Recent Judgments by Punjab and Haryana High Court on Anticipatory Bail for POCSO Offences

Recent from the Punjab and Haryana High Court regarding anticipatory bail in POCSO cases have been subject to close scrutiny given the sensitive nature of these offences. These judgments not only serve to interpret the law but also address the challenges faced in the application of the Act. The courts have approached the matter with caution, considering the potential for misuse of the provisions for anticipatory bail.

In certain noteworthy cases, the High Court has granted anticipatory bail to individuals accused under POCSO Act. The basis for these decisions varied from instances where the allegations seemed to arise from matrimonial or familial discord, where the improbability of the offence was evident, or where the accusations appeared to be motivated by ulterior motives. Such judgments underline the need for justice to be tempered with a sense of fairness, ensuring that the laws are not used as tools for vendetta.

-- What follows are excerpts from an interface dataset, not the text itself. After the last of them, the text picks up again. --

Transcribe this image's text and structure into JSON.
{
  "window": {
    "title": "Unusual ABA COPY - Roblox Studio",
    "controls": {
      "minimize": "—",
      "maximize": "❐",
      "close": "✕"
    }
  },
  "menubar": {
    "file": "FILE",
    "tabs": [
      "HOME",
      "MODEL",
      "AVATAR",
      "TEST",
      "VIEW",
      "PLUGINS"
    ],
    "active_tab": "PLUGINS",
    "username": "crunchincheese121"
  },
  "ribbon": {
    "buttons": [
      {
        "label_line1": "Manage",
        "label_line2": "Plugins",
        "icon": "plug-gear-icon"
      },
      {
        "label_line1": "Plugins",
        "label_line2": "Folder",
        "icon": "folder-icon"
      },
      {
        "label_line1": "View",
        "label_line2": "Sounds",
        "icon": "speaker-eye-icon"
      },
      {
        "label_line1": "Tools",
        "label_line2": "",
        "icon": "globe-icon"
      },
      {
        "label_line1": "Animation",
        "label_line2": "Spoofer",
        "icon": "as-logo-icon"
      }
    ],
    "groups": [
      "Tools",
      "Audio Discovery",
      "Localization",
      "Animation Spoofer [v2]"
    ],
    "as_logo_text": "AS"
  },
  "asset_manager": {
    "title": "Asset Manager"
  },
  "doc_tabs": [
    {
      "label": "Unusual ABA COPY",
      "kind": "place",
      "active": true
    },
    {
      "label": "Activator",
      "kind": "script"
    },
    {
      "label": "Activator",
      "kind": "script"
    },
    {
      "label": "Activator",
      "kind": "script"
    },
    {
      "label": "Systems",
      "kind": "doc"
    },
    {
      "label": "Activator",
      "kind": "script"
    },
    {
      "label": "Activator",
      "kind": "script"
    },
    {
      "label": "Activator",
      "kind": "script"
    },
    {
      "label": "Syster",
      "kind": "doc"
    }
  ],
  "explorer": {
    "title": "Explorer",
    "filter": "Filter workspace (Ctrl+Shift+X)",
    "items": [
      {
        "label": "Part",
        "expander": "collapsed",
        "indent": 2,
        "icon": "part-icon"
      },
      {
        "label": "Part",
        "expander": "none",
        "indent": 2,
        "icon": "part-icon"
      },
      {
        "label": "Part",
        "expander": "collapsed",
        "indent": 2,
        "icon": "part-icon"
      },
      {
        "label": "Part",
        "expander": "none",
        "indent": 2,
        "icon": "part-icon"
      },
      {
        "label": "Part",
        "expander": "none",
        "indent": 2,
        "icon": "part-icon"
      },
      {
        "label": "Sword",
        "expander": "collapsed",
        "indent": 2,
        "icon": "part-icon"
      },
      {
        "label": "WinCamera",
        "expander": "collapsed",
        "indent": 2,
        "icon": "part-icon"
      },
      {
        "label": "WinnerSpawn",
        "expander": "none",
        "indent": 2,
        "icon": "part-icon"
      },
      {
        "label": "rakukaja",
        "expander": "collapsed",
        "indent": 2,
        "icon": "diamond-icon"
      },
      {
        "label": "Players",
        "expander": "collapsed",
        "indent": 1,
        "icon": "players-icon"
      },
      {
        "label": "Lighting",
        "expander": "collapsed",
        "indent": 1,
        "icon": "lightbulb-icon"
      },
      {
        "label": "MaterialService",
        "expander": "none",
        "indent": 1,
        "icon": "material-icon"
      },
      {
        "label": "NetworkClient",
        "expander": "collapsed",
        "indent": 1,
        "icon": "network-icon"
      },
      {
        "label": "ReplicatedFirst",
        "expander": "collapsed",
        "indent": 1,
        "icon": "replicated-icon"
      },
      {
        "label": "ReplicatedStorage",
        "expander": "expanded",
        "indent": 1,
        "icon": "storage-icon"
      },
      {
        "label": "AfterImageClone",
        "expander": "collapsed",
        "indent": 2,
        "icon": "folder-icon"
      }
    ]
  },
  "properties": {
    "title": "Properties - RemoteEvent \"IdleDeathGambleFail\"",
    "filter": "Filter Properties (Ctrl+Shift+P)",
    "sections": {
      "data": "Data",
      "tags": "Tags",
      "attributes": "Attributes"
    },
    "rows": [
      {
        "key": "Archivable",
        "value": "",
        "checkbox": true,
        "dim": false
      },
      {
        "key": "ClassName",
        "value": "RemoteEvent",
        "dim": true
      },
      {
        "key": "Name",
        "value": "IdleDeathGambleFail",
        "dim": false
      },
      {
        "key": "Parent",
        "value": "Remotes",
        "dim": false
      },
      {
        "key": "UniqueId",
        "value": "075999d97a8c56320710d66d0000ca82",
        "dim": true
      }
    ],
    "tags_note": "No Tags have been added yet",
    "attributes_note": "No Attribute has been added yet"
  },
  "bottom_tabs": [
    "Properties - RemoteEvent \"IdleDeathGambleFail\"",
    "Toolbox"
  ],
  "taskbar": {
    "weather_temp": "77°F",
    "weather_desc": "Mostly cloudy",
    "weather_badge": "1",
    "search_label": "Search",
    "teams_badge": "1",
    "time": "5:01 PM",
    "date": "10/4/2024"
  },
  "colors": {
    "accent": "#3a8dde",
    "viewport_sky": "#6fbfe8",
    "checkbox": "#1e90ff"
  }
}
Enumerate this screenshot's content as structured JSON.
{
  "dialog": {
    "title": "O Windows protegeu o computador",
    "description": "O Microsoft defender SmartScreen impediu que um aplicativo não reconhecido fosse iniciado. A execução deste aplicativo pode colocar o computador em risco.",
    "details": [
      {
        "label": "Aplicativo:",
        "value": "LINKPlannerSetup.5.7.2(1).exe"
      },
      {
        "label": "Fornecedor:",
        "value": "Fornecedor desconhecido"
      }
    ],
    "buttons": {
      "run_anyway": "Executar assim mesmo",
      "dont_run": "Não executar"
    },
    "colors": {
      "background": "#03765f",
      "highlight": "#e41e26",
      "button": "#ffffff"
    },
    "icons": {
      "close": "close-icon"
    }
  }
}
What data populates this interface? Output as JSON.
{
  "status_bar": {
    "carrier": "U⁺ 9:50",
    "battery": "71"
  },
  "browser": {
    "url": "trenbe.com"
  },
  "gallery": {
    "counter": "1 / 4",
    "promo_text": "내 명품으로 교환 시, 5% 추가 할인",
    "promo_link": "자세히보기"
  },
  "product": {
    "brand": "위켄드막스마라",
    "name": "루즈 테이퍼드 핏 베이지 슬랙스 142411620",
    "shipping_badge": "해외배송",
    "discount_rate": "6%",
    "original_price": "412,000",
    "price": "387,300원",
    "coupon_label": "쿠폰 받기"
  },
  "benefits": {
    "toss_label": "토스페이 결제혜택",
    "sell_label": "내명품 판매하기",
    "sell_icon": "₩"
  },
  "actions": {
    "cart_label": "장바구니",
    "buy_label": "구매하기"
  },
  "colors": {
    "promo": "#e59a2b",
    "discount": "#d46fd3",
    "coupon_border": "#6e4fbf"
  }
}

However, the trend in these judicial decisions has not been uniform, with the court denying anticipatory bail in many cases where the evidence against the accused was substantial or where the gravity of the offence was particularly severe. The judiciary has consistently emphasized the protection of the child victim as a paramount consideration in such proceedings. The common thread in these judgments is the rigorous examination of the facts and circumstances of each case, demonstrating an effort to strike a balance between individual liberties and societal interests.

  • There have been instances where the High Court has highlighted that merely because POCSO charges are leveled, anticipatory bail cannot be outright denied if there is a reasonable presumption of innocence or if the custodial interrogation seems unwarranted.
  • Judgments have also shown that the court may impose stringent conditions while granting anticipatory bail to minimize the risk of the accused tampering with evidence or influencing witnesses.
  • The risk of flight is another factor the courts consider seriously, given the stringent punishments envisaged under the POCSO Act.

Moreover, these judgments occasionally delve into the realm of investigation quality, highlighting the importance of a thorough and impartial probe by the police or investigative agencies. This also casts a spotlight on the accountability of law enforcement in handling sensitive crimes.

It is evident that the Punjab and Haryana High Court, through its recent judgments, acknowledges the delicate balancing act that the judiciary must perform. This jurisprudence relays a strong message that courts are receptive to wrongful accusal concerns while prioritizing the protection of children. It recognizes that while anticipatory bail in POCSO cases needs to be approached with great circumspection, it cannot be denied where the basic tenets of justice and fair play are at stake.


List of Most Recommended Lawyers:


1. Advocate Priya Desai
  • Experience: more than 20 years
  • Expertise: Quashing matters
  • Practice Area: Criminal Lawyer

2. Advocate Tara Saxena
  • Experience: more than 25 years
  • Expertise: Quashing matters
  • Practice Area: Criminal Lawyer

3. Advocate Avani Patel
  • Experience: more than 35 years
  • Expertise: Quashing matters
  • Practice Area: Criminal Lawyer

4. Advocate Avni Desai
  • Experience: more than 40 years
  • Expertise: Quashing matters
  • Practice Area: Criminal Lawyer

5. Advocate Krish Sharma
  • Experience: more than 30 years
  • Expertise: Quashing matters
  • Practice Area: Criminal Lawyer

6. Advocate Virat Mathur
  • Experience: more than 50 years
  • Expertise: Quashing matters
  • Practice Area: Criminal Lawyer

7. Advocate Aradhya Malhotra
  • Experience: more than 30 years
  • Expertise: Quashing matters
  • Practice Area: Criminal Lawyer

8. Advocate Krish Khatri
  • Experience: more than 25 years
  • Expertise: Quashing matters
  • Practice Area: Criminal Lawyer

9. Advocate Ananya Malhotra
  • Experience: more than 20 years
  • Expertise: Quashing matters
  • Practice Area: Criminal Lawyer

10. Advocate Aarav Saxena
  • Experience: more than 45 years
  • Expertise: Quashing matters
  • Practice Area: Criminal Lawyer